Canada’s Environmental Movement A country’s ability to have an effective recycling system and reach sustainable green goals is reflected in their attitudes to their environment. Canada’s environmental movement had its beginnings in the early 1900s. For centuries before European settlement, Indigenous people lived off the land and caused little destruction to the environment. Their beliefs informed their treatment of the environment as they believed humans were interconnected and part of the environment. There is no hierarchy between humans, land, plants, or animals they share the space with. There is little evidence that the agricultural activities caused long term damage to the environment and as they often moved their settlements, this allowed the regions left to grow back and restore the wildlife. For this reason, the current environmental problems are linked to European settlement. Canada’s history of the environmental movement can be divided into four waves as each period reflects certain themes.
The Four Key Waves of Environmentalism
1. First Wave, ‘Conservation’ Late 1800, Early 1900 Initially, European colonists viewed North America’s vast land as inexhaustible. But, individuals close to the forestry industry initiated many of Canada’s early conversation efforts. These luberman noticed the rapid depletion of Canadian forests. They campaigned for controlled harvesting and reserved areas for future use. In 1930, the Canadian National Parks Act marked a turning point, conserving land as national parks as a long term green solution.
2. Second Wave, ‘Pollution’, 1960s-1970s The 1960s marked a different era for conservation and the environmental movement in Canada as concern about pollution became a major public issue. A growing number of Canadians became concerned about the consequences of human activity on the environment. This led to environmentalists forming specialised groups such as Society for the Promotion of Environmental Conservation in British Columbia, Pollution Probe in Ontario, and the Ecology Action Centre in the Maritimes. The change in attitude and focus on organising led to establishing Greenpeace in 1971 and Canada being well represented in the United Nations Conference on the Human Environment in 1972.
3. Third Wave, ‘Environmental Groups’, 1980s-1990s Environmentalism at the end of the 20th century continued to focus on issues of global concern. This time was about the formation of environmental groups bringing sustainable solutions to the country. For example, this period marked the movement’s formal entry into politics with the founding of the Green Party of Canada in 1983. The blue bin recycling system was also implemented citywide allowing households to sort their waste in 1984. Environmentalists during this time were also more willing to work with corporate culture in order to find solutions to environmental problems. These solutions had a long term impact as in 2004, Green Party candidates ran in every federal riding for the first time. In 2011, leader Elizabeth May became the first Green Party member to be elected to the House of Commons.

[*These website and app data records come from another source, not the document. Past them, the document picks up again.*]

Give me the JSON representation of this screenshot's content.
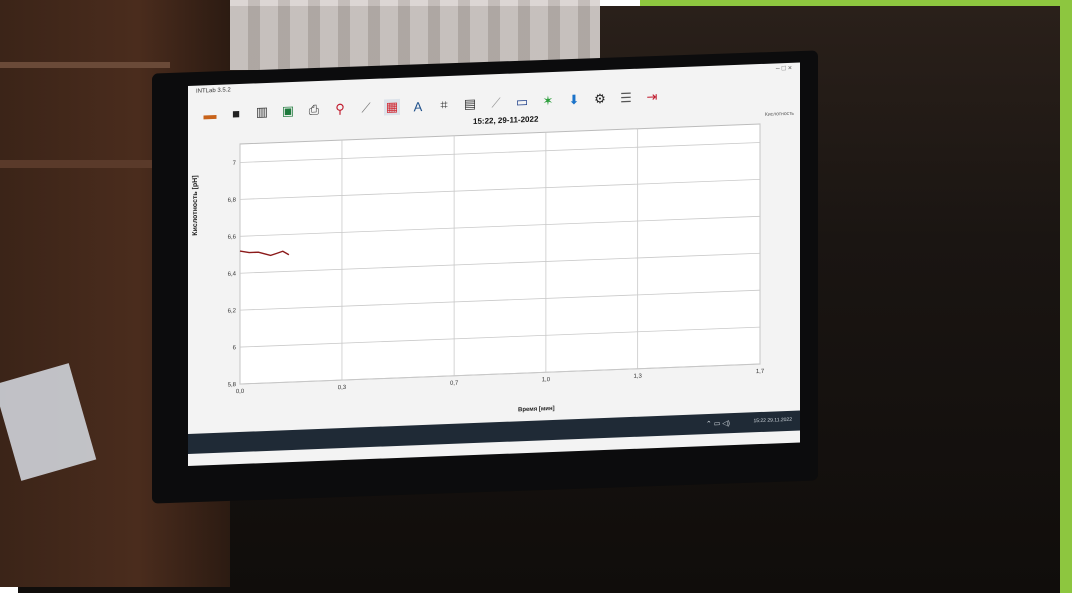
{
  "window": {
    "title": "INTLab 3.5.2",
    "controls": "– □ ×"
  },
  "chart_data": {
    "type": "line",
    "title": "15:22, 29-11-2022",
    "xlabel": "Время [мин]",
    "ylabel": "Кислотность [pH]",
    "xlim": [
      0.0,
      1.7
    ],
    "ylim": [
      5.8,
      7.1
    ],
    "x_ticks": [
      "0,0",
      "0,3",
      "0,7",
      "1,0",
      "1,3",
      "1,7"
    ],
    "y_ticks": [
      "5,8",
      "6",
      "6,2",
      "6,4",
      "6,6",
      "6,8",
      "7"
    ],
    "series": [
      {
        "color": "#8b1a1a",
        "x": [
          0.0,
          0.03,
          0.06,
          0.08,
          0.1,
          0.12,
          0.14,
          0.16
        ],
        "y": [
          6.52,
          6.51,
          6.51,
          6.5,
          6.49,
          6.5,
          6.51,
          6.49
        ]
      }
    ],
    "legend": {
      "position": "top-right",
      "text": "Кислотность"
    },
    "grid": true
  },
  "taskbar": {
    "time": "15:22",
    "date": "29.11.2022"
  }
}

4. Fourth Wave, ‘Climate Change’, 2000s The start of the 21st century, climate change emerged as an overarching international concern for environmental activists and nature conservationists alike. Climate change drew global attention with the adoption of the Kyoto Protocol in 1997. This protocol required nations to reduce greenhouse gas emissions — the gases responsible for climate change — by a certain amount. In 2011, Canada withdrew from the agreement. The government of the day, Stephen Harper’s Conservative Party, cited a number of reasons for withdrawing, including how far Canada lagged behind the protocol’s targets.
Recycling Now In October 2015, Justin Trudeau was elected prime minister. He made climate change a focus of the first few months of his leadership, signing the Paris Agreement in April 2016. The agreement, signed by nearly 200 countries, outlines the ways in which the international community will cooperate to keep global warming to 1.5°C above pre-industrial levels. Harper’s government had been accused of trying to limit environmental protest by branding environmental groups as radicals or potential threats to national security. For example, a 2012 anti-terrorism strategy referred to environmental grievances as a source of domestic extremism. However, changes under Trudeau’s government has seen an increase in environmental activism, most notably amongst the Youth who are now creating their own organisations such as the United Nations Conference of Youth. Despite these changes in policy and activism, Canada still faces issues with its recycling. Canadians have been utilising their blue bins since it was introduced in the 1980s, however despite sorting their waste for recycling it is unlikely that it happens. The recycling system is run by private industries with no accountability. Canadian recycling centres are now stuck with literal tonnes of waste that can’t be recycled locally, can no longer be sold for a profit, and actually cost money (and create emissions) to haul away.